Data about app and page elements:
* * *
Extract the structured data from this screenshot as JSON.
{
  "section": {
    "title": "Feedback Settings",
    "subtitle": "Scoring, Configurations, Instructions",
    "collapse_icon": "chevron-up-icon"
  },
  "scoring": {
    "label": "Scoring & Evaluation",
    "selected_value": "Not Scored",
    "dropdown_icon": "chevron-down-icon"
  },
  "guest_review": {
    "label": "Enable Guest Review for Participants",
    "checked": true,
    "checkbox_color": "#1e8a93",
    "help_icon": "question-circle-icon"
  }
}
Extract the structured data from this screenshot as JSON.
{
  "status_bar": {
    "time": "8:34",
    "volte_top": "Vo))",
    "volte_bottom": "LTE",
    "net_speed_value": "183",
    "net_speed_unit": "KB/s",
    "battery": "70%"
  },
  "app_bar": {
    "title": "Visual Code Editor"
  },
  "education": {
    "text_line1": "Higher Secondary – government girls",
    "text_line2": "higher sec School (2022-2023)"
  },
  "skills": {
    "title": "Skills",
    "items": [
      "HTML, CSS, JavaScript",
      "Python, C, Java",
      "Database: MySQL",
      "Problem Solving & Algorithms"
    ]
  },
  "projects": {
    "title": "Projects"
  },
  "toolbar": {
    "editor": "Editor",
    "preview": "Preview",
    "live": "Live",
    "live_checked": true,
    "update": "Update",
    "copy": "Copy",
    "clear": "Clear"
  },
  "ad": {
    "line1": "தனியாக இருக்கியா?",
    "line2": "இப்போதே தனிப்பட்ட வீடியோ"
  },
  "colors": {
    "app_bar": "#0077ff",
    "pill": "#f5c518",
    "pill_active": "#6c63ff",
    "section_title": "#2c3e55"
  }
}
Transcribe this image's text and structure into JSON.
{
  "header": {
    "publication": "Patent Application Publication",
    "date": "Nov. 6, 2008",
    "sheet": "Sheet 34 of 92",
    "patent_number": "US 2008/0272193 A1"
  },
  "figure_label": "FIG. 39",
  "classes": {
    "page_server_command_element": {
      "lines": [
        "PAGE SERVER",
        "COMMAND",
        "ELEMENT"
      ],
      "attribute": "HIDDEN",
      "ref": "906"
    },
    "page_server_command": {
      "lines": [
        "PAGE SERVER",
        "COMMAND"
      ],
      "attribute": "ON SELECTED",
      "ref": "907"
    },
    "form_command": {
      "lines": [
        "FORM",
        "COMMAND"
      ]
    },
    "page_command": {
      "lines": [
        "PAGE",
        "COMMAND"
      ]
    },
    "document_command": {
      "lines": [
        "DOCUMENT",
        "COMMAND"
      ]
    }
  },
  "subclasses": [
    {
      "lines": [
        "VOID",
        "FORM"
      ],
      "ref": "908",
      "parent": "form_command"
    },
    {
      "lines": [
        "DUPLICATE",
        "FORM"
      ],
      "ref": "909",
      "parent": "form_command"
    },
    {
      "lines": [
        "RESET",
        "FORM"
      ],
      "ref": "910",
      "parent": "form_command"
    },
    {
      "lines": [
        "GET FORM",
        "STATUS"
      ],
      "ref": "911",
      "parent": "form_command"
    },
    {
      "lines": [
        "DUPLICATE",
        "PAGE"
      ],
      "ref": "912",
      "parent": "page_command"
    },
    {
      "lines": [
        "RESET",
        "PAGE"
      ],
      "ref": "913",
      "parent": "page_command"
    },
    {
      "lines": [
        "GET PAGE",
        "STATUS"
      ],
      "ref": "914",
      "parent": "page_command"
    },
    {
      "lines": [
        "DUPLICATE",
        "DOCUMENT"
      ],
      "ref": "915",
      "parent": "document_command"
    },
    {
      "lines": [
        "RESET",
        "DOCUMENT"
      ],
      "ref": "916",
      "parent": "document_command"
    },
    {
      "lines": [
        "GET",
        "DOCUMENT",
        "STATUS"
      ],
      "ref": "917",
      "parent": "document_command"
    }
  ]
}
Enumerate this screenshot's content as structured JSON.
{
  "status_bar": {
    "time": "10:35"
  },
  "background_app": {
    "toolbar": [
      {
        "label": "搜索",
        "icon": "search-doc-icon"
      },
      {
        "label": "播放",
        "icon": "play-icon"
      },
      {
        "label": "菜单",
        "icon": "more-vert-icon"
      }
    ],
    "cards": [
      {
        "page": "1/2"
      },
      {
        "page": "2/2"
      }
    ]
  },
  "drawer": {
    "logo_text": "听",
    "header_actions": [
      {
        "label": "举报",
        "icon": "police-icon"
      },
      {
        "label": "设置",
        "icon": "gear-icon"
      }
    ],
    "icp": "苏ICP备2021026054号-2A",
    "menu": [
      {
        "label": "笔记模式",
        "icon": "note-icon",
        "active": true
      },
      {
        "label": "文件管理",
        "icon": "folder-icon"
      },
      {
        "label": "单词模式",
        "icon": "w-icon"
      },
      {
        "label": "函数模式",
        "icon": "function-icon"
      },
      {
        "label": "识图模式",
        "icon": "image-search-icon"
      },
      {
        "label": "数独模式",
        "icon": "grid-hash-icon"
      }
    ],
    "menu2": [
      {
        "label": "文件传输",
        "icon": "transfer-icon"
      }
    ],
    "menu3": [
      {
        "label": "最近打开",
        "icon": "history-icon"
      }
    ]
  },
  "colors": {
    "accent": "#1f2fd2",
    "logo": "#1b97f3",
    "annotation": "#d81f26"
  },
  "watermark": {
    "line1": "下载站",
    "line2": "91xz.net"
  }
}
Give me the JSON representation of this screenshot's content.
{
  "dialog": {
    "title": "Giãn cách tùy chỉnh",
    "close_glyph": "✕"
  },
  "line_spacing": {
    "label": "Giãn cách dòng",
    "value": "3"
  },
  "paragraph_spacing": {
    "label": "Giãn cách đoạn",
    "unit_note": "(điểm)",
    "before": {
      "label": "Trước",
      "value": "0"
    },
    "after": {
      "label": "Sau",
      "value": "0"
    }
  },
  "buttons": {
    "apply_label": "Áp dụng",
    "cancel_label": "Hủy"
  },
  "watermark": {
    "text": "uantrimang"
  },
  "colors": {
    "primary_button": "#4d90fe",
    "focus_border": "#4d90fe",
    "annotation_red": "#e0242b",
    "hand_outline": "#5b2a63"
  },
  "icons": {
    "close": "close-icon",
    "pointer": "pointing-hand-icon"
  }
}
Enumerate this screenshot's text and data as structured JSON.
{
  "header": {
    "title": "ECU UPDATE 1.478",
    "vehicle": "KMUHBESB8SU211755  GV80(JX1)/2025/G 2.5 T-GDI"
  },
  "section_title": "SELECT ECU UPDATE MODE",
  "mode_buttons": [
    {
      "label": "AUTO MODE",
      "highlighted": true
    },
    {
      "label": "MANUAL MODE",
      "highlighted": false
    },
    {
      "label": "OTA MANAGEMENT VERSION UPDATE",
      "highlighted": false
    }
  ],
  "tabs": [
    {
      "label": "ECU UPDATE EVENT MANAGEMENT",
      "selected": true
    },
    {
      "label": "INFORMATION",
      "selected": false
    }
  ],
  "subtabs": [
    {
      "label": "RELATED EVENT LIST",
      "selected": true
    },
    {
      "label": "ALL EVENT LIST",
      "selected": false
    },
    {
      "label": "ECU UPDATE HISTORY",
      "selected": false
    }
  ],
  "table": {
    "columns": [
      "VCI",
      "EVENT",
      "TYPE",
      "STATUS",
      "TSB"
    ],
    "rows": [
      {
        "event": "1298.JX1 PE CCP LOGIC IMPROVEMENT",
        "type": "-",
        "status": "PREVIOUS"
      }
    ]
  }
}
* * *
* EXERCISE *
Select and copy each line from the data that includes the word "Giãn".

* ANSWER TO THIS TASK *
    "title": "Giãn cách tùy chỉnh",
    "label": "Giãn cách dòng",
    "label": "Giãn cách đoạn",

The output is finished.